From the entries below, copy each line in which the word "your" occurs.

• _SUPPLIED RECORDS_:
________________
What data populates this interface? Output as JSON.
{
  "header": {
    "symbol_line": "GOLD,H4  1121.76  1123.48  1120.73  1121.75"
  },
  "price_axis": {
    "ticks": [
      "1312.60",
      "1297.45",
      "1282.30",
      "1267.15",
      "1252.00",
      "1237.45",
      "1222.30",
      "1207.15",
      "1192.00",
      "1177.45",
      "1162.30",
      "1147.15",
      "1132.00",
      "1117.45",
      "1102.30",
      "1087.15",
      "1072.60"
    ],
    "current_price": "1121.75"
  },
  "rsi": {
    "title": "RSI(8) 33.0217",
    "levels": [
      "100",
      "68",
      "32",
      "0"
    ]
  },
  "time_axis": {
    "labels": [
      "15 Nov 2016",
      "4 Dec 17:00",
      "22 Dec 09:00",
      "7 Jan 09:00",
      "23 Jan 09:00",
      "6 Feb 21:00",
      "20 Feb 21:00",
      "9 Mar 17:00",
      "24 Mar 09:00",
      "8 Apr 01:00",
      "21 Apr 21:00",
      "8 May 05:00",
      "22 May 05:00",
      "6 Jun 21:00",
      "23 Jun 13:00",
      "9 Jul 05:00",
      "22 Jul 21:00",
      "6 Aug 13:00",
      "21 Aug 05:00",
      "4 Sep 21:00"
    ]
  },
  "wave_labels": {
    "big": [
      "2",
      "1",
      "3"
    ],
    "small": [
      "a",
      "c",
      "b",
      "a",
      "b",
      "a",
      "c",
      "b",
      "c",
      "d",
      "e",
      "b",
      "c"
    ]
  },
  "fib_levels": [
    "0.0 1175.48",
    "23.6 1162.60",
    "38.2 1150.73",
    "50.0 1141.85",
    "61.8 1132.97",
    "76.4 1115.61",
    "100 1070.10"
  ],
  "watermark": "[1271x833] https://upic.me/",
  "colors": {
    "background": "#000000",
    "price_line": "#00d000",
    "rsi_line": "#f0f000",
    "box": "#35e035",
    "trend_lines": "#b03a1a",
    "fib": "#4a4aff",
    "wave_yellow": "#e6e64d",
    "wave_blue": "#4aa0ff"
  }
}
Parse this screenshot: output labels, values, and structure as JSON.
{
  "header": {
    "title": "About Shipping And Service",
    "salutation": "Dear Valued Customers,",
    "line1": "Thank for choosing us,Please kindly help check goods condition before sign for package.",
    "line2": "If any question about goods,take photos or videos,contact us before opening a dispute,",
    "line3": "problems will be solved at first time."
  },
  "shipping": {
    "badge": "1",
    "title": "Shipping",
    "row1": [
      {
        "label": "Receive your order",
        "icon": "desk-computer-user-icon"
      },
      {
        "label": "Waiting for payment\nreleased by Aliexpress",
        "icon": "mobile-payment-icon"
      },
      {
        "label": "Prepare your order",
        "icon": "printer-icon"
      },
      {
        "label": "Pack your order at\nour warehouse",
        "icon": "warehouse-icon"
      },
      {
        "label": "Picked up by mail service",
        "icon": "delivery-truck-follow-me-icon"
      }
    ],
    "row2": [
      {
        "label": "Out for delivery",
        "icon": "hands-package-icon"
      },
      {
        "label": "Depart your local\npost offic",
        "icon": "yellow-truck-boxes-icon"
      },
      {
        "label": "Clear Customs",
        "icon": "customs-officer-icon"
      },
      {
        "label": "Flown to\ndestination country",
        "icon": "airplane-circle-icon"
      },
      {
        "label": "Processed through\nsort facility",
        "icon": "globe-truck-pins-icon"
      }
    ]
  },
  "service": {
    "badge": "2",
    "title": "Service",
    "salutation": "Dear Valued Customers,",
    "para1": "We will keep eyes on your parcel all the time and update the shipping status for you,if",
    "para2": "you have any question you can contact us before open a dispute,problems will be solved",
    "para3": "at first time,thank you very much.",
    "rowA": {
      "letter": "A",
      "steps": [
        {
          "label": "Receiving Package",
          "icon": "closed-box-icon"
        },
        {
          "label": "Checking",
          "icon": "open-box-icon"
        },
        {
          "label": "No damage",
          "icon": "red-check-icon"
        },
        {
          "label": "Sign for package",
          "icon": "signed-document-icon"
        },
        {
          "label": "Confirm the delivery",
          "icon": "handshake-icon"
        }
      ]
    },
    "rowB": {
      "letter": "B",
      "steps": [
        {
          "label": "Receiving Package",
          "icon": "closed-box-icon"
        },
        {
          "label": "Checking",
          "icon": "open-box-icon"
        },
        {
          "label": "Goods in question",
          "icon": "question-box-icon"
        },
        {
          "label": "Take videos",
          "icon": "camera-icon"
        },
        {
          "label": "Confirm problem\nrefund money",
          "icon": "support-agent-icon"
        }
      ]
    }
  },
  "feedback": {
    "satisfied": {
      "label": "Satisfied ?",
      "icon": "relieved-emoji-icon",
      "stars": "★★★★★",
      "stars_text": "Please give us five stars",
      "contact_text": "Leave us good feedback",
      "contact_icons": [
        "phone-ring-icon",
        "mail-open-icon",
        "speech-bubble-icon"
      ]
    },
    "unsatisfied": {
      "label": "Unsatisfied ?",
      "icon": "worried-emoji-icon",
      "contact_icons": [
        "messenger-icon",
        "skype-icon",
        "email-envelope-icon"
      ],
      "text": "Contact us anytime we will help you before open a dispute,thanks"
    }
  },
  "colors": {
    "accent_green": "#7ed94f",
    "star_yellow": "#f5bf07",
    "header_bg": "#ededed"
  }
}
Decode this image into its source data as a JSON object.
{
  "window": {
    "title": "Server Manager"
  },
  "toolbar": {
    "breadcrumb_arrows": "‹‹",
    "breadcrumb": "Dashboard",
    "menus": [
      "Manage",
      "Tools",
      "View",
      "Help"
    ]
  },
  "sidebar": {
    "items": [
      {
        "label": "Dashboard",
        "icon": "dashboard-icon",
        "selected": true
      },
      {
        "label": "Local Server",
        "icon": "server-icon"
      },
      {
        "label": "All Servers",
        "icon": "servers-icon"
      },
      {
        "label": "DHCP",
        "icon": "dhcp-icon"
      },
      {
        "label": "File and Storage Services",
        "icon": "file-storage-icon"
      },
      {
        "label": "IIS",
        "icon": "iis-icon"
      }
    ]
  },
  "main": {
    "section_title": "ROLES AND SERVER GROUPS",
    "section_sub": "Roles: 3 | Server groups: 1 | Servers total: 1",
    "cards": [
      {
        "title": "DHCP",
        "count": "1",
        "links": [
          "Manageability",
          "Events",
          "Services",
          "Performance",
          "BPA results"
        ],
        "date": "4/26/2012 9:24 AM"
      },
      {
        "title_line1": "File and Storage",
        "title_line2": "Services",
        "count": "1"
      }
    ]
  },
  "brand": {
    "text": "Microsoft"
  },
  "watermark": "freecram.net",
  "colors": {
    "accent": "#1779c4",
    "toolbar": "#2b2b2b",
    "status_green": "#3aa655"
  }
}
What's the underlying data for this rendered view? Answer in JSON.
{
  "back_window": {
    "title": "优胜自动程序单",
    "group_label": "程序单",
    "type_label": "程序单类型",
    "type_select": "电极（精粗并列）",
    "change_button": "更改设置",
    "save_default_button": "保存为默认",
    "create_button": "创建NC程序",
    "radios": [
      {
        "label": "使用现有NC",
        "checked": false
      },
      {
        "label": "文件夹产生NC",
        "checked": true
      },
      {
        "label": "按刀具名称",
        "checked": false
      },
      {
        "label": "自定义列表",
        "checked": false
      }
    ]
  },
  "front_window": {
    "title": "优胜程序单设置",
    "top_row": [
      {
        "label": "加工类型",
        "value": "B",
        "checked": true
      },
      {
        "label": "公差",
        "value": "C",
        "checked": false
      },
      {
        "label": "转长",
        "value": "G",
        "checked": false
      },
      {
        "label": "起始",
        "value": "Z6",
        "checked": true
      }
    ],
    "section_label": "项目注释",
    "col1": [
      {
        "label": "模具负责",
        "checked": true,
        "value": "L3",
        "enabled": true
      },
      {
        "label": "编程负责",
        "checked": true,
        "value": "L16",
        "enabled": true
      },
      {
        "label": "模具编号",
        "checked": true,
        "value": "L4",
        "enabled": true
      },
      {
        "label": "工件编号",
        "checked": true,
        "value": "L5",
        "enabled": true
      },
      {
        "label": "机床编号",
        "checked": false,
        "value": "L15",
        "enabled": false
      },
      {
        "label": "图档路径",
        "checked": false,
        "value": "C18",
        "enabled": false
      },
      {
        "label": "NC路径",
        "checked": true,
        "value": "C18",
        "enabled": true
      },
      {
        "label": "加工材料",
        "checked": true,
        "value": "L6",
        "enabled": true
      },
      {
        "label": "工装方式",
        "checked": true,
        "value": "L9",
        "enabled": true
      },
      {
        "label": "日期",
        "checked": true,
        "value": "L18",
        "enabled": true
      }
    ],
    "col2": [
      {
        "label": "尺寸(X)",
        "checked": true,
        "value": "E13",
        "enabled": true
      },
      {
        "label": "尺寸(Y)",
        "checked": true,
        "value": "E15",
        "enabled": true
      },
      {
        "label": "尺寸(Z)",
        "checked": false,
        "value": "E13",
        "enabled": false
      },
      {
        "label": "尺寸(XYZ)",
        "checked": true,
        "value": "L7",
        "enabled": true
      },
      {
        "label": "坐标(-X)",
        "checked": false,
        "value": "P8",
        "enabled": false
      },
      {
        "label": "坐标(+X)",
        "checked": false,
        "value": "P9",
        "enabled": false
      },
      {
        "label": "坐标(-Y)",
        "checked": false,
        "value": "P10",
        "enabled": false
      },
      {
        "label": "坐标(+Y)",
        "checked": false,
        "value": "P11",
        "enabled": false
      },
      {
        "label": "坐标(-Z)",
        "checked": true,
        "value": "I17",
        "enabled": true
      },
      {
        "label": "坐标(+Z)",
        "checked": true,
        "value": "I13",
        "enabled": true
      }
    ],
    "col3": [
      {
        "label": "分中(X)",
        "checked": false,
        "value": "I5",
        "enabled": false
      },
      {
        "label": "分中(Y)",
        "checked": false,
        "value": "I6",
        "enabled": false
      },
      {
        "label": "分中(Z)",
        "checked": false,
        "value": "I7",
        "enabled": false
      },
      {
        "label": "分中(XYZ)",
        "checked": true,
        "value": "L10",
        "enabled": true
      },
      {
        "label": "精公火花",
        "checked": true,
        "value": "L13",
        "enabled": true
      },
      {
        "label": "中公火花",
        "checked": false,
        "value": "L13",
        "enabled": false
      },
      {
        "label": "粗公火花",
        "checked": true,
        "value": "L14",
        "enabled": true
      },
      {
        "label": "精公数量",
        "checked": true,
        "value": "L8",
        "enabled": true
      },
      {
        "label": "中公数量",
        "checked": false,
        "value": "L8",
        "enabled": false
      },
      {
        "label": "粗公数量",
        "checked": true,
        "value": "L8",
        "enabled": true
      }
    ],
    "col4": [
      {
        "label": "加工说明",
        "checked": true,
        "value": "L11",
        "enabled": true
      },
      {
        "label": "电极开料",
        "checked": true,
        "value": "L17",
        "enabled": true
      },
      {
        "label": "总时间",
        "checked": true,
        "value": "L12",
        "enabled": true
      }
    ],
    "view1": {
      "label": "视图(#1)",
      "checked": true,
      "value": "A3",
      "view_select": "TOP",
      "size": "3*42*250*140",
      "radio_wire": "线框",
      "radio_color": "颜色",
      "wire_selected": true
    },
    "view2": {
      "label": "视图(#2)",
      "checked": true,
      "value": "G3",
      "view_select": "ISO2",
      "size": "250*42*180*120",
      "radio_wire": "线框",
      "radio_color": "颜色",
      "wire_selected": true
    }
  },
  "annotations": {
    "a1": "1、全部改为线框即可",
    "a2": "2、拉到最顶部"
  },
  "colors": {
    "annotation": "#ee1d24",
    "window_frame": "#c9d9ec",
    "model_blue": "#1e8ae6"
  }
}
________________
• _REPLY TO THE EXERCISE_:
        "label": "Receive your order",
        "label": "Prepare your order",
        "label": "Pack your order at\nour warehouse",
        "label": "Depart your local\npost offic",
    "para1": "We will keep eyes on your parcel all the time and update the shipping status for you,if",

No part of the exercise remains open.